**Material for the task**

====

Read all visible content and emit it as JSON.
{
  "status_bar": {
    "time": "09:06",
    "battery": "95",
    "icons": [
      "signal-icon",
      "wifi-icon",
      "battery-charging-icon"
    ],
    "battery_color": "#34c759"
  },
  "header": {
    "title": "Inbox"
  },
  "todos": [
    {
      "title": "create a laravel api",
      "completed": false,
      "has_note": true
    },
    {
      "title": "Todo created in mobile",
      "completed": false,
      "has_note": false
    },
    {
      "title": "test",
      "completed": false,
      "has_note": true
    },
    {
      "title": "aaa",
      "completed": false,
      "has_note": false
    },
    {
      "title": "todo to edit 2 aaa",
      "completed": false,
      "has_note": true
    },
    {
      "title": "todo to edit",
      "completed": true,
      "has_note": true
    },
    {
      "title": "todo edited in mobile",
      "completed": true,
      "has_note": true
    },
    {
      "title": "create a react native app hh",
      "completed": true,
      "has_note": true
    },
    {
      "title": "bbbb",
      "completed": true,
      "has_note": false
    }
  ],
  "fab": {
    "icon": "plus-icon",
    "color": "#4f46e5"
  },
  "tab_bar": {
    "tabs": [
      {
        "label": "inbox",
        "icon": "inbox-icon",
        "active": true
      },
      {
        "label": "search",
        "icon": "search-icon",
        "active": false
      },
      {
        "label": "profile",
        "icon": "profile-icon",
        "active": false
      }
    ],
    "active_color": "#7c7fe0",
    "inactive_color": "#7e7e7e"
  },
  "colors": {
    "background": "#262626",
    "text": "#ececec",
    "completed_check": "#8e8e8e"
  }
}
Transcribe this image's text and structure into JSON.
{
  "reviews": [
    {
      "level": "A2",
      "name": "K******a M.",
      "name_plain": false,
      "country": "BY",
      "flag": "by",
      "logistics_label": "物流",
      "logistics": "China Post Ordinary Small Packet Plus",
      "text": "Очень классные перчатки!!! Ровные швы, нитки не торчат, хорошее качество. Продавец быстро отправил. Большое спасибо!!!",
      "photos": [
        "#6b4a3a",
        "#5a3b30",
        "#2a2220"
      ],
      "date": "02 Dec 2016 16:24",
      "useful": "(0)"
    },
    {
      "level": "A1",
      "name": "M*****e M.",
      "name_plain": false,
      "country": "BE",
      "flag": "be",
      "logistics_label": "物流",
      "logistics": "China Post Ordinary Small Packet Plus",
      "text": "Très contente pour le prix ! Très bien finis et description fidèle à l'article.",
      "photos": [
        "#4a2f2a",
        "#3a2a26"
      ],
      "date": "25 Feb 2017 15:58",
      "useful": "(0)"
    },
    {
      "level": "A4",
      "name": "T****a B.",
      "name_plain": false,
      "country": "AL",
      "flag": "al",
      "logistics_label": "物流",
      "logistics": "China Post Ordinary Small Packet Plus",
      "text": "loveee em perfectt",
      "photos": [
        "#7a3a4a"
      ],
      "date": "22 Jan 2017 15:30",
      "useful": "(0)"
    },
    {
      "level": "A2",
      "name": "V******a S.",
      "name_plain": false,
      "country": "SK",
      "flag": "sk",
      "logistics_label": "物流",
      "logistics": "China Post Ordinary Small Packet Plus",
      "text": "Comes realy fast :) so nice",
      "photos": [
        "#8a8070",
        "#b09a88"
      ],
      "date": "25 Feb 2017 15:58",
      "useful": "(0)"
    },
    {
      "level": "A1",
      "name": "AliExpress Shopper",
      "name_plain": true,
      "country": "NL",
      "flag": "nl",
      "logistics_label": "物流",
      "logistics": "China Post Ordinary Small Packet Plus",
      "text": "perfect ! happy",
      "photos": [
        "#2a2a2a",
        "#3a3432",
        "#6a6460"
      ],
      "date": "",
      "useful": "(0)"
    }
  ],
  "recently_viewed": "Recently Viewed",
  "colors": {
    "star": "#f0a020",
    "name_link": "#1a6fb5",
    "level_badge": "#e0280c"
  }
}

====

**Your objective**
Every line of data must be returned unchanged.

**Result**
Read all visible content and emit it as JSON.
{
  "status_bar": {
    "time": "09:06",
    "battery": "95",
    "icons": [
      "signal-icon",
      "wifi-icon",
      "battery-charging-icon"
    ],
    "battery_color": "#34c759"
  },
  "header": {
    "title": "Inbox"
  },
  "todos": [
    {
      "title": "create a laravel api",
      "completed": false,
      "has_note": true
    },
    {
      "title": "Todo created in mobile",
      "completed": false,
      "has_note": false
    },
    {
      "title": "test",
      "completed": false,
      "has_note": true
    },
    {
      "title": "aaa",
      "completed": false,
      "has_note": false
    },
    {
      "title": "todo to edit 2 aaa",
      "completed": false,
      "has_note": true
    },
    {
      "title": "todo to edit",
      "completed": true,
      "has_note": true
    },
    {
      "title": "todo edited in mobile",
      "completed": true,
      "has_note": true
    },
    {
      "title": "create a react native app hh",
      "completed": true,
      "has_note": true
    },
    {
      "title": "bbbb",
      "completed": true,
      "has_note": false
    }
  ],
  "fab": {
    "icon": "plus-icon",
    "color": "#4f46e5"
  },
  "tab_bar": {
    "tabs": [
      {
        "label": "inbox",
        "icon": "inbox-icon",
        "active": true
      },
      {
        "label": "search",
        "icon": "search-icon",
        "active": false
      },
      {
        "label": "profile",
        "icon": "profile-icon",
        "active": false
      }
    ],
    "active_color": "#7c7fe0",
    "inactive_color": "#7e7e7e"
  },
  "colors": {
    "background": "#262626",
    "text": "#ececec",
    "completed_check": "#8e8e8e"
  }
}
Transcribe this image's text and structure into JSON.
{
  "reviews": [
    {
      "level": "A2",
      "name": "K******a M.",
      "name_plain": false,
      "country": "BY",
      "flag": "by",
      "logistics_label": "物流",
      "logistics": "China Post Ordinary Small Packet Plus",
      "text": "Очень классные перчатки!!! Ровные швы, нитки не торчат, хорошее качество. Продавец быстро отправил. Большое спасибо!!!",
      "photos": [
        "#6b4a3a",
        "#5a3b30",
        "#2a2220"
      ],
      "date": "02 Dec 2016 16:24",
      "useful": "(0)"
    },
    {
      "level": "A1",
      "name": "M*****e M.",
      "name_plain": false,
      "country": "BE",
      "flag": "be",
      "logistics_label": "物流",
      "logistics": "China Post Ordinary Small Packet Plus",
      "text": "Très contente pour le prix ! Très bien finis et description fidèle à l'article.",
      "photos": [
        "#4a2f2a",
        "#3a2a26"
      ],
      "date": "25 Feb 2017 15:58",
      "useful": "(0)"
    },
    {
      "level": "A4",
      "name": "T****a B.",
      "name_plain": false,
      "country": "AL",
      "flag": "al",
      "logistics_label": "物流",
      "logistics": "China Post Ordinary Small Packet Plus",
      "text": "loveee em perfectt",
      "photos": [
        "#7a3a4a"
      ],
      "date": "22 Jan 2017 15:30",
      "useful": "(0)"
    },
    {
      "level": "A2",
      "name": "V******a S.",
      "name_plain": false,
      "country": "SK",
      "flag": "sk",
      "logistics_label": "物流",
      "logistics": "China Post Ordinary Small Packet Plus",
      "text": "Comes realy fast :) so nice",
      "photos": [
        "#8a8070",
        "#b09a88"
      ],
      "date": "25 Feb 2017 15:58",
      "useful": "(0)"
    },
    {
      "level": "A1",
      "name": "AliExpress Shopper",
      "name_plain": true,
      "country": "NL",
      "flag": "nl",
      "logistics_label": "物流",
      "logistics": "China Post Ordinary Small Packet Plus",
      "text": "perfect ! happy",
      "photos": [
        "#2a2a2a",
        "#3a3432",
        "#6a6460"
      ],
      "date": "",
      "useful": "(0)"
    }
  ],
  "recently_viewed": "Recently Viewed",
  "colors": {
    "star": "#f0a020",
    "name_link": "#1a6fb5",
    "level_badge": "#e0280c"
  }
}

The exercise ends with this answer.